Nevertheless, the overall position of research in Austria is clearly improving. In a recent series of publications by the Austrian government, the Austrian Science Council and Austrian funding agencies, the status quo and various future scenarios in Austrian research were examined. Although different views and solutions were presented, the common theme of these reports is that more money has to be spent on research and development in Austria, that the infrastructure for the best research and development performers has to be enhanced, that universities have to focus their activities and develop new career pathways for young scientists and that the tasks and funding portfolios of individual ministries, agencies and other funding organisations have to be streamlined in order to avoid the duplication of efforts.
To demonstrate its commitment to high-level basic research, Austria recently launched an excellence initiative. In 2006, the Austrian parliament decided to establish a new organisation, the Institute of Science and Technology Austria (IST Austria), in Klosterneuburg, 20 miles north west of Vienna (www.ist-austria.ac.at). The vision is to create a new leading basic research institute with an international spirit. Starting in 2011 about 400 to 500 researchers will resume their work in multidisciplinary thematic areas: cognition, brain function and neurobiology; theoretical and mathematical biology, systems biology and advanced material sciences. Search committees have already been established to identify head scientists for the respective areas. The renovation of old buildings and construction work for new buildings is underway. Funding has been secured for the first ten years of its existence and is estimated to be in the range of €570 million. Also, as part of the excellence programme, so-called clusters of excellence will be established. Although the financing of these clusters is not fixed at the moment, the clusters are estimated to have a lifetime of up to 12 years and an annual budget of between €3 and €10 million depending on the scientific discipline.

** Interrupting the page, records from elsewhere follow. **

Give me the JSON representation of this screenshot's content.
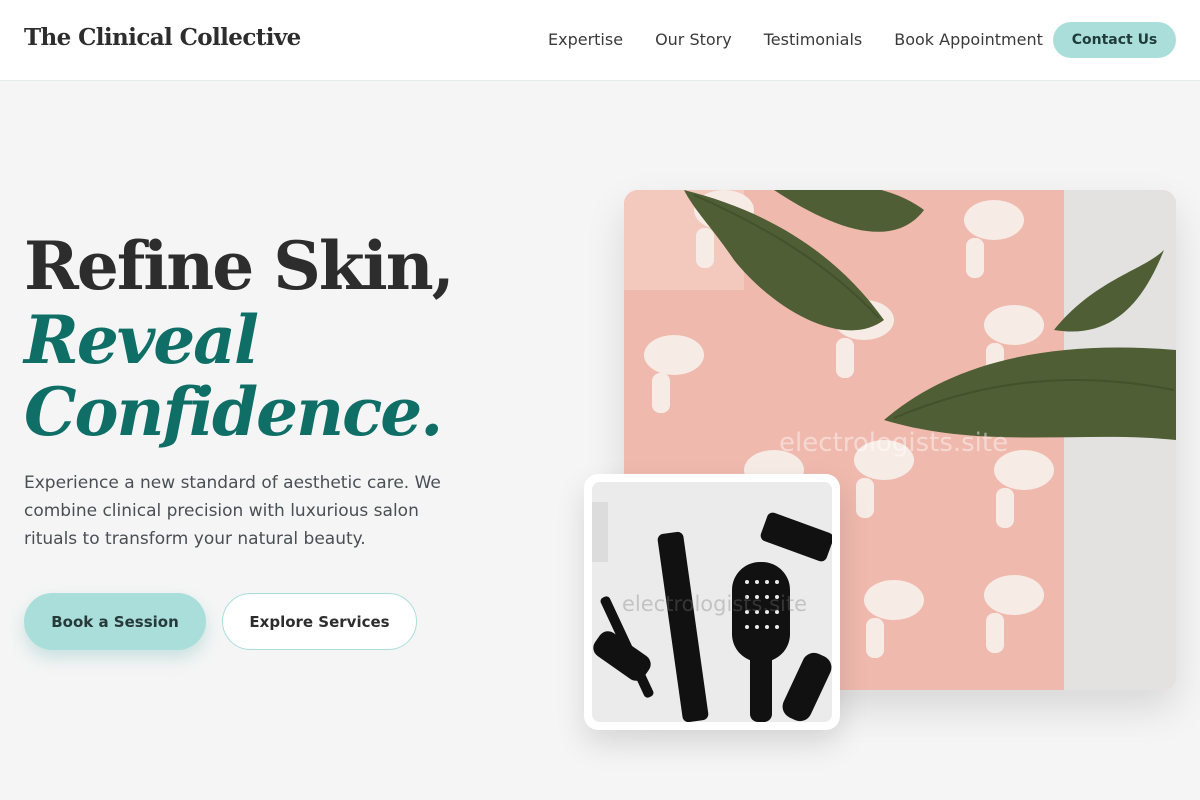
{
  "header": {
    "logo": "The Clinical Collective",
    "nav": [
      "Expertise",
      "Our Story",
      "Testimonials",
      "Book Appointment"
    ],
    "contact_label": "Contact Us"
  },
  "hero": {
    "title_line1": "Refine Skin,",
    "title_line2": "Reveal",
    "title_line3": "Confidence.",
    "description": "Experience a new standard of aesthetic care. We combine clinical precision with luxurious salon rituals to transform your natural beauty.",
    "primary_button": "Book a Session",
    "secondary_button": "Explore Services"
  },
  "images": {
    "main_watermark": "electrologists.site",
    "thumb_watermark": "electrologists.site"
  },
  "colors": {
    "accent": "#a9dedb",
    "accent_dark": "#0f6f67",
    "background": "#f5f5f5",
    "text": "#2d2d2d",
    "main_image_bg": "#efb9ad"
  }
}
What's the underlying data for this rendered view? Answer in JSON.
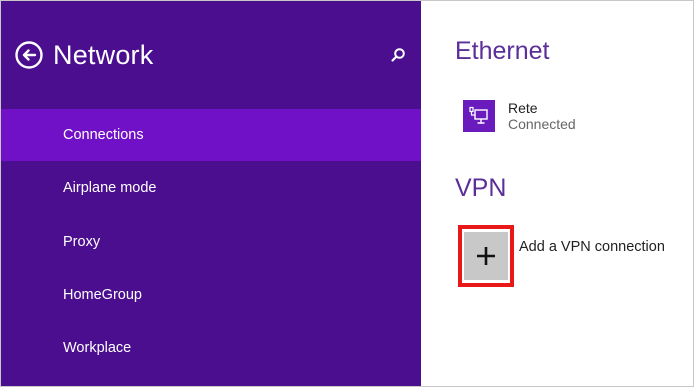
{
  "window": {
    "accent": "#7010c7",
    "sidebar_bg": "#4a0e8f",
    "content_bg": "#ffffff"
  },
  "sidebar": {
    "title": "Network",
    "back_icon": "back-arrow-circle-icon",
    "search_icon": "search-icon",
    "items": [
      {
        "label": "Connections",
        "selected": true
      },
      {
        "label": "Airplane mode",
        "selected": false
      },
      {
        "label": "Proxy",
        "selected": false
      },
      {
        "label": "HomeGroup",
        "selected": false
      },
      {
        "label": "Workplace",
        "selected": false
      }
    ]
  },
  "content": {
    "ethernet": {
      "title": "Ethernet",
      "connection": {
        "name": "Rete",
        "status": "Connected",
        "icon": "ethernet-network-icon"
      }
    },
    "vpn": {
      "title": "VPN",
      "add_label": "Add a VPN connection",
      "add_icon": "plus-icon",
      "highlight_color": "#e81818"
    }
  }
}
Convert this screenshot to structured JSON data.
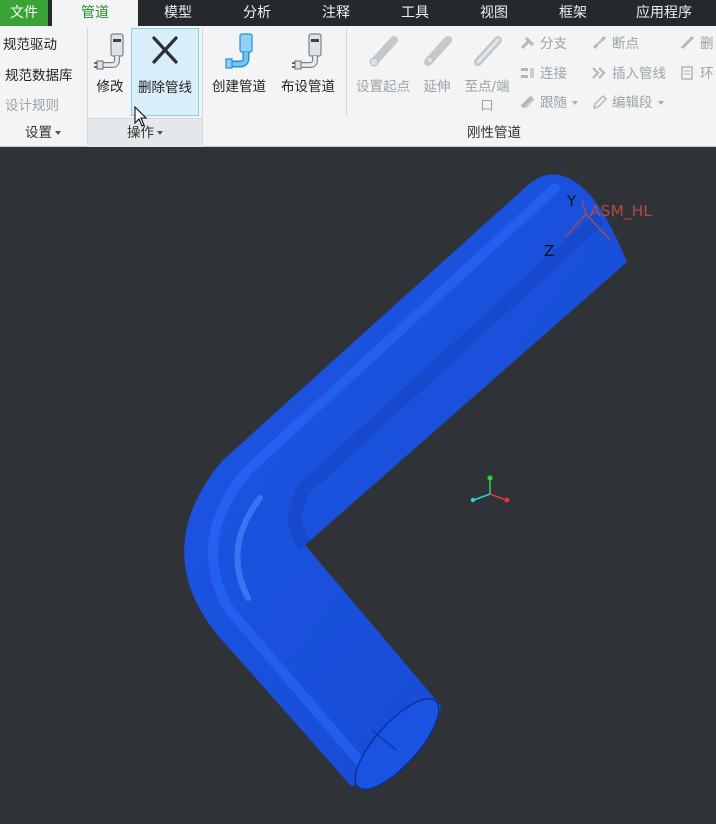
{
  "tabs": {
    "file": "文件",
    "items": [
      {
        "label": "管道"
      },
      {
        "label": "模型"
      },
      {
        "label": "分析"
      },
      {
        "label": "注释"
      },
      {
        "label": "工具"
      },
      {
        "label": "视图"
      },
      {
        "label": "框架"
      },
      {
        "label": "应用程序"
      }
    ]
  },
  "ribbon": {
    "settings": {
      "items": [
        "规范驱动",
        "规范数据库",
        "设计规则"
      ],
      "footer": "设置"
    },
    "operations": {
      "modify": "修改",
      "delete_line": "删除管线",
      "footer": "操作"
    },
    "rigid": {
      "create_pipe": "创建管道",
      "route_pipe": "布设管道",
      "set_start": "设置起点",
      "extend": "延伸",
      "to_point_line1": "至点/端",
      "to_point_line2": "口",
      "branch": "分支",
      "break_point": "断点",
      "delete_partial": "删",
      "connect": "连接",
      "insert_line": "插入管线",
      "ring": "环",
      "follow": "跟随",
      "edit_segment": "编辑段",
      "footer": "刚性管道"
    }
  },
  "viewport": {
    "csys_name": "ASM_HL",
    "axis_y": "Y",
    "axis_z": "Z"
  },
  "colors": {
    "accent": "#3aa335",
    "pipe": "#1b5cf0",
    "background": "#2f3337",
    "csys": "#b04a4a"
  },
  "icons": {
    "cursor": "arrow-cursor-icon"
  }
}
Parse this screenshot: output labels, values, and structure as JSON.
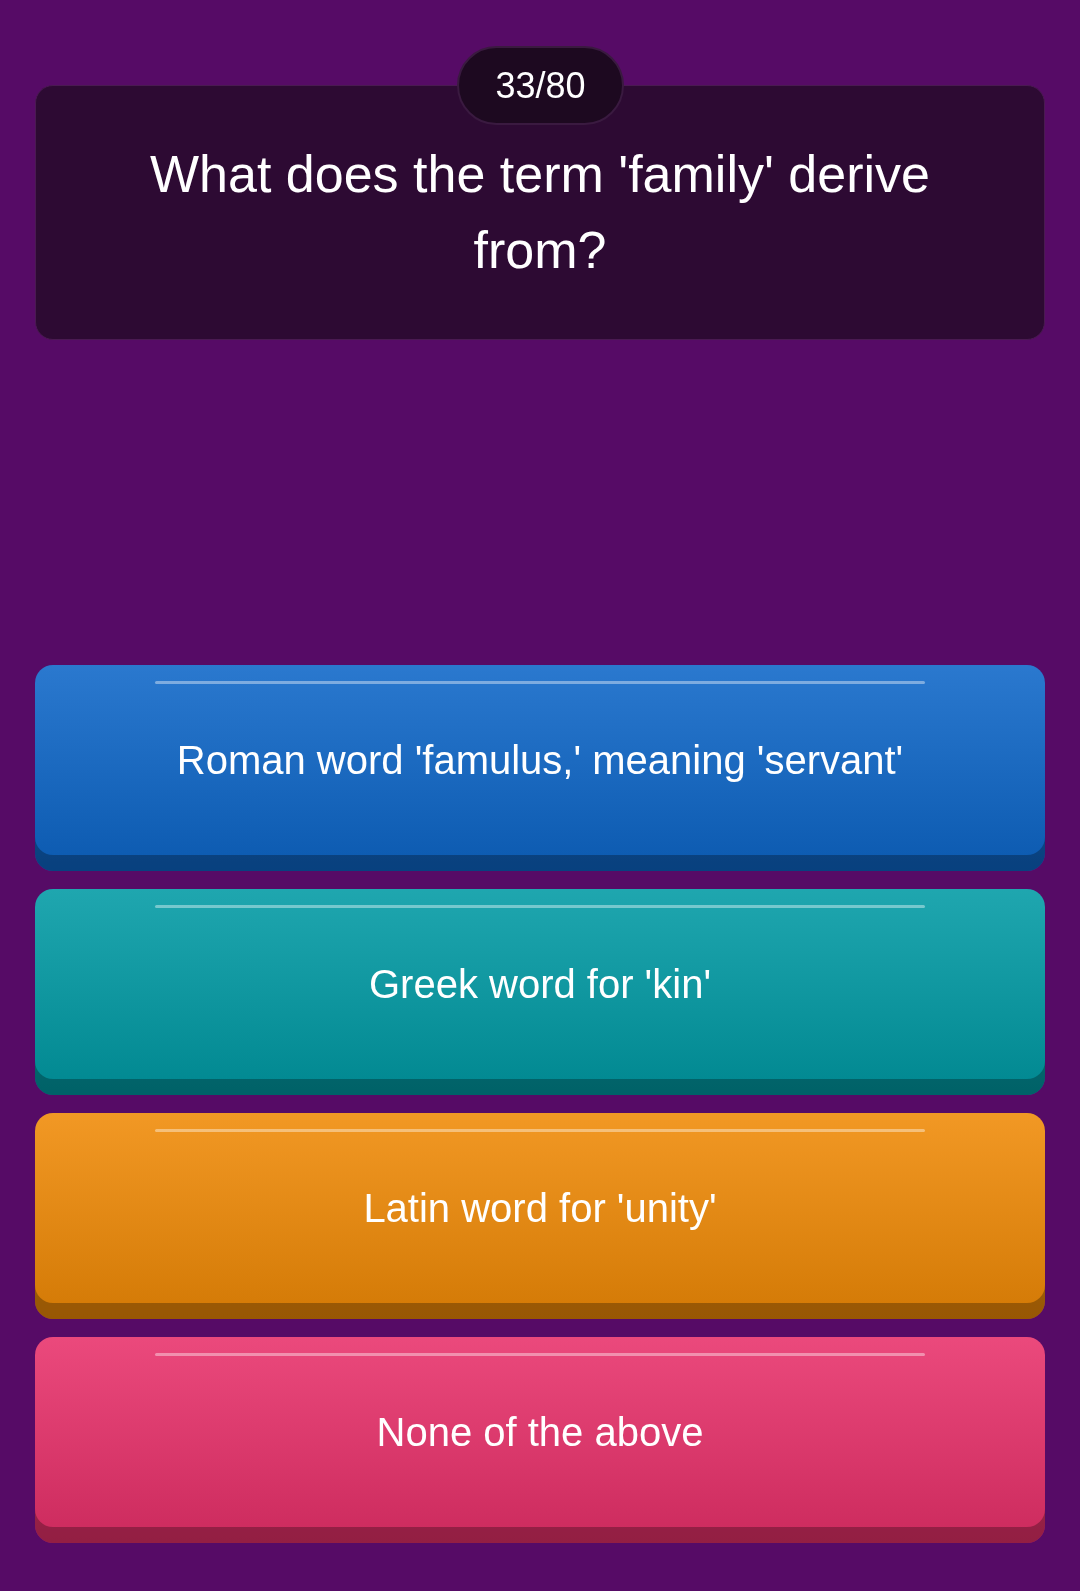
{
  "counter": "33/80",
  "question": "What does the term 'family' derive from?",
  "answers": [
    {
      "text": "Roman word 'famulus,' meaning 'servant'",
      "color": "#0d66c8"
    },
    {
      "text": "Greek word for 'kin'",
      "color": "#009aa4"
    },
    {
      "text": "Latin word for 'unity'",
      "color": "#f08a06"
    },
    {
      "text": "None of the above",
      "color": "#e8306a"
    }
  ]
}
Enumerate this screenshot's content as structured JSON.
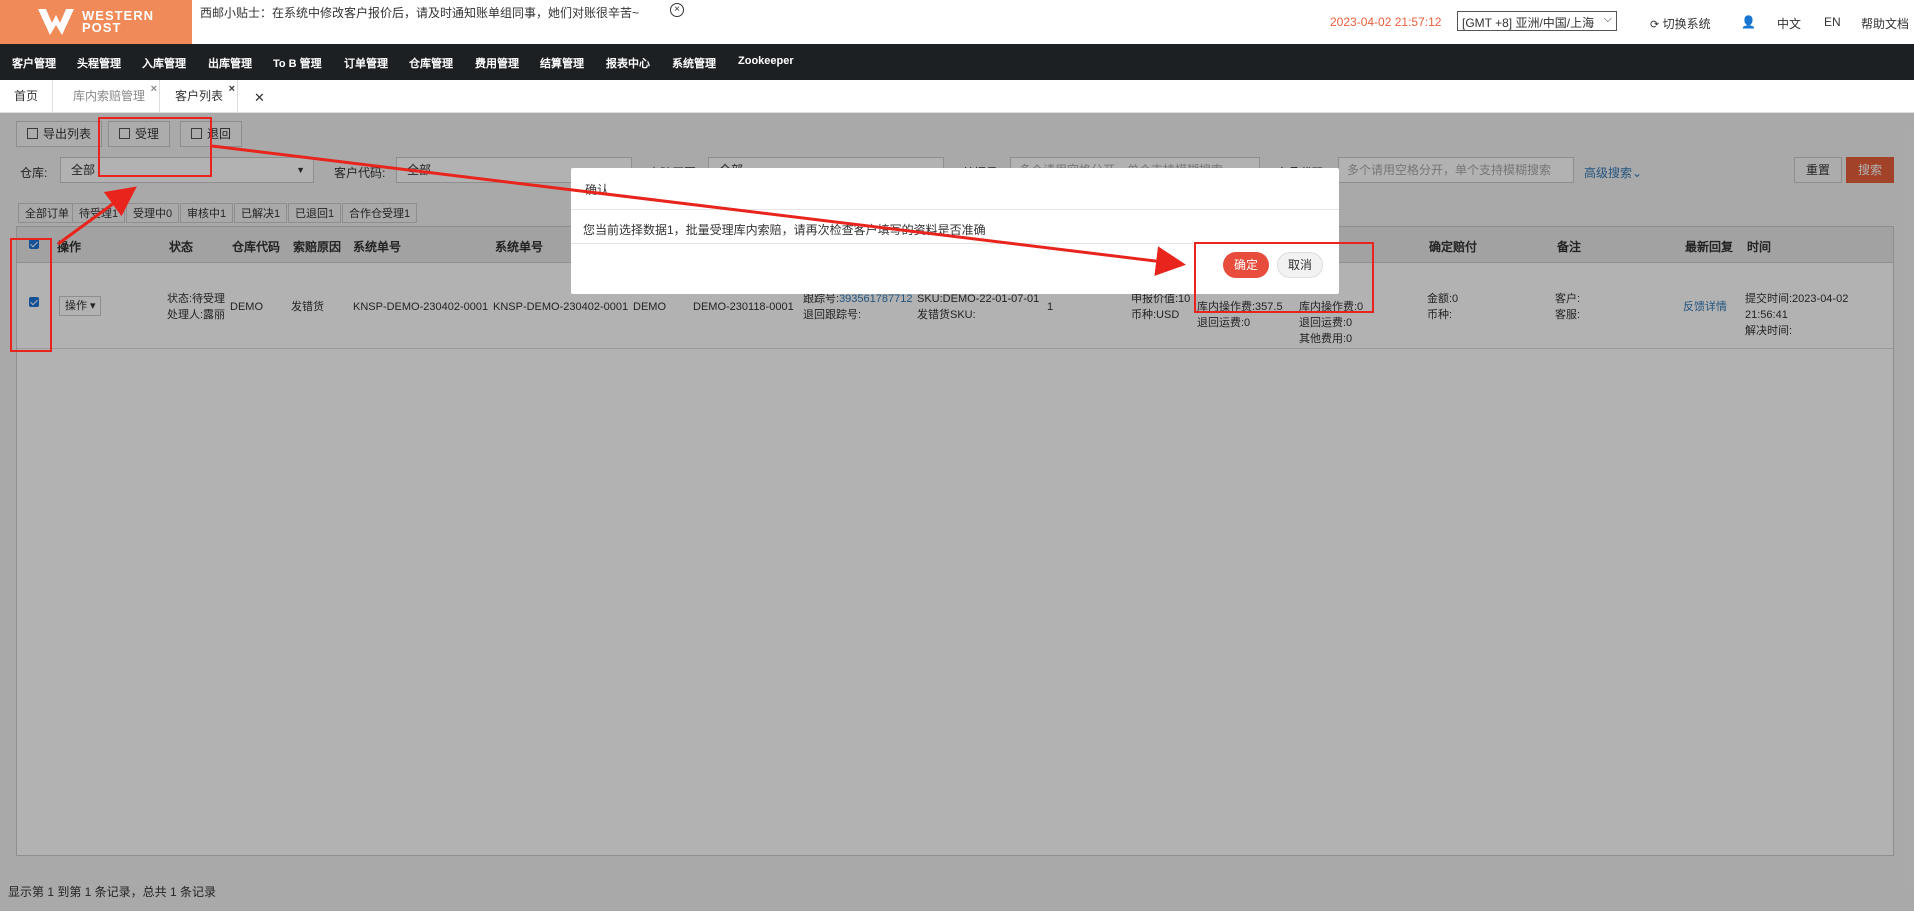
{
  "header": {
    "logo_line1": "WESTERN",
    "logo_line2": "POST",
    "tip": "西邮小贴士：在系统中修改客户报价后，请及时通知账单组同事，她们对账很辛苦~",
    "datetime": "2023-04-02 21:57:12",
    "timezone": "[GMT +8] 亚洲/中国/上海",
    "switch_system": "切换系统",
    "lang_zh": "中文",
    "lang_en": "EN",
    "help": "帮助文档"
  },
  "nav": {
    "items": [
      "客户管理",
      "头程管理",
      "入库管理",
      "出库管理",
      "To B 管理",
      "订单管理",
      "仓库管理",
      "费用管理",
      "结算管理",
      "报表中心",
      "系统管理",
      "Zookeeper"
    ]
  },
  "tabs": {
    "items": [
      "首页",
      "库内索赔管理",
      "客户列表"
    ]
  },
  "toolbar": {
    "export": "导出列表",
    "accept": "受理",
    "return": "退回"
  },
  "filters": {
    "warehouse_label": "仓库:",
    "warehouse_value": "全部",
    "customer_label": "客户代码:",
    "customer_value": "全部",
    "reason_label": "索赔原因",
    "reason_value": "全部",
    "tracking_label": "单据号",
    "tracking_placeholder": "多个请用空格分开，单个支持模糊搜索",
    "product_label": "产品代码",
    "product_placeholder": "多个请用空格分开，单个支持模糊搜索",
    "advanced": "高级搜索",
    "reset": "重置",
    "search": "搜索"
  },
  "status_tabs": [
    "全部订单",
    "待受理1",
    "受理中0",
    "审核中1",
    "已解决1",
    "已退回1",
    "合作仓受理1"
  ],
  "table": {
    "headers": [
      "操作",
      "状态",
      "仓库代码",
      "索赔原因",
      "系统单号",
      "系统单号",
      "确定赔付",
      "备注",
      "最新回复",
      "时间"
    ],
    "row": {
      "op_button": "操作",
      "status1": "状态:待受理",
      "status2": "处理人:露丽",
      "warehouse": "DEMO",
      "reason": "发错货",
      "sys_no1": "KNSP-DEMO-230402-0001",
      "sys_no2": "KNSP-DEMO-230402-0001",
      "wh2": "DEMO",
      "order_no": "DEMO-230118-0001",
      "track_label": "跟踪号:",
      "track_no": "393561787712",
      "return_track": "退回跟踪号:",
      "sku": "SKU:DEMO-22-01-07-01",
      "wrong_sku": "发错货SKU:",
      "qty": "1",
      "declared": "申报价值:10",
      "currency": "币种:USD",
      "fee1": "库内操作费:357.5",
      "fee2": "退回运费:0",
      "fee3a": "0",
      "fee3b": "0",
      "fee4": "库内操作费:0",
      "fee5": "退回运费:0",
      "fee6": "其他费用:0",
      "pay_amount": "金额:0",
      "pay_currency": "币种:",
      "note_customer": "客户:",
      "note_review": "客服:",
      "reply": "反馈详情",
      "submit_time": "提交时间:2023-04-02 21:56:41",
      "solve_time": "解决时间:"
    }
  },
  "pager": "显示第 1 到第 1 条记录，总共 1 条记录",
  "modal": {
    "title": "确认",
    "message": "您当前选择数据1，批量受理库内索赔，请再次检查客户填写的资料是否准确",
    "ok": "确定",
    "cancel": "取消"
  },
  "colors": {
    "brand": "#f08b59",
    "nav_bg": "#1d2023",
    "accent": "#e8603c",
    "annotation": "#e8241c"
  }
}
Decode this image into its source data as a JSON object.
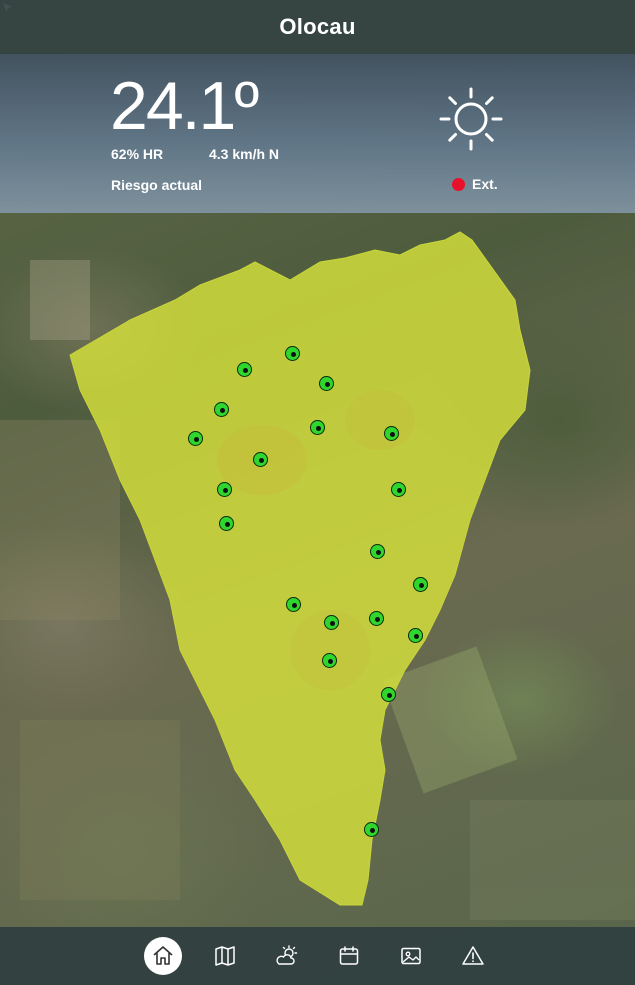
{
  "header": {
    "title": "Olocau"
  },
  "weather": {
    "temperature": "24.1º",
    "humidity": "62% HR",
    "wind": "4.3 km/h N",
    "risk_label": "Riesgo actual",
    "risk_level": "Ext.",
    "risk_color": "#e8102a",
    "condition_icon": "sun-icon"
  },
  "map": {
    "area_color": "#d6e23a",
    "marker_color": "#2ed62e",
    "marker_count": 21
  },
  "nav": {
    "items": [
      {
        "name": "home-icon",
        "active": true
      },
      {
        "name": "map-icon",
        "active": false
      },
      {
        "name": "weather-icon",
        "active": false
      },
      {
        "name": "calendar-icon",
        "active": false
      },
      {
        "name": "gallery-icon",
        "active": false
      },
      {
        "name": "warning-icon",
        "active": false
      }
    ]
  }
}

The first funding round is expected in the middle of 2008.
Another positive process is the development and steady expansion of the Campus Vienna Biocenter, founded in 1992. It is a network of partnering associates located close to one another and includes leading research institutions such as the IMBA, GMI and IMP, biotech companies like Intercell, Axon Neuroscience and Bender MedSystems and the Max F. Perutz Laboratories GmbH, a new joint research institute run by the University of Vienna and the Medical University of Vienna, which harbours more than 50 research groups in molecular biology. The Campus Vienna Biocenter provides lab space covering an area of more than ten football fields and is the home of 1,600 scientists from 40 countries. You can safely bet that most of the millions distributed by Austria’s funding mechanisms will end up here in coming years.
Last Changed: 09.06.2012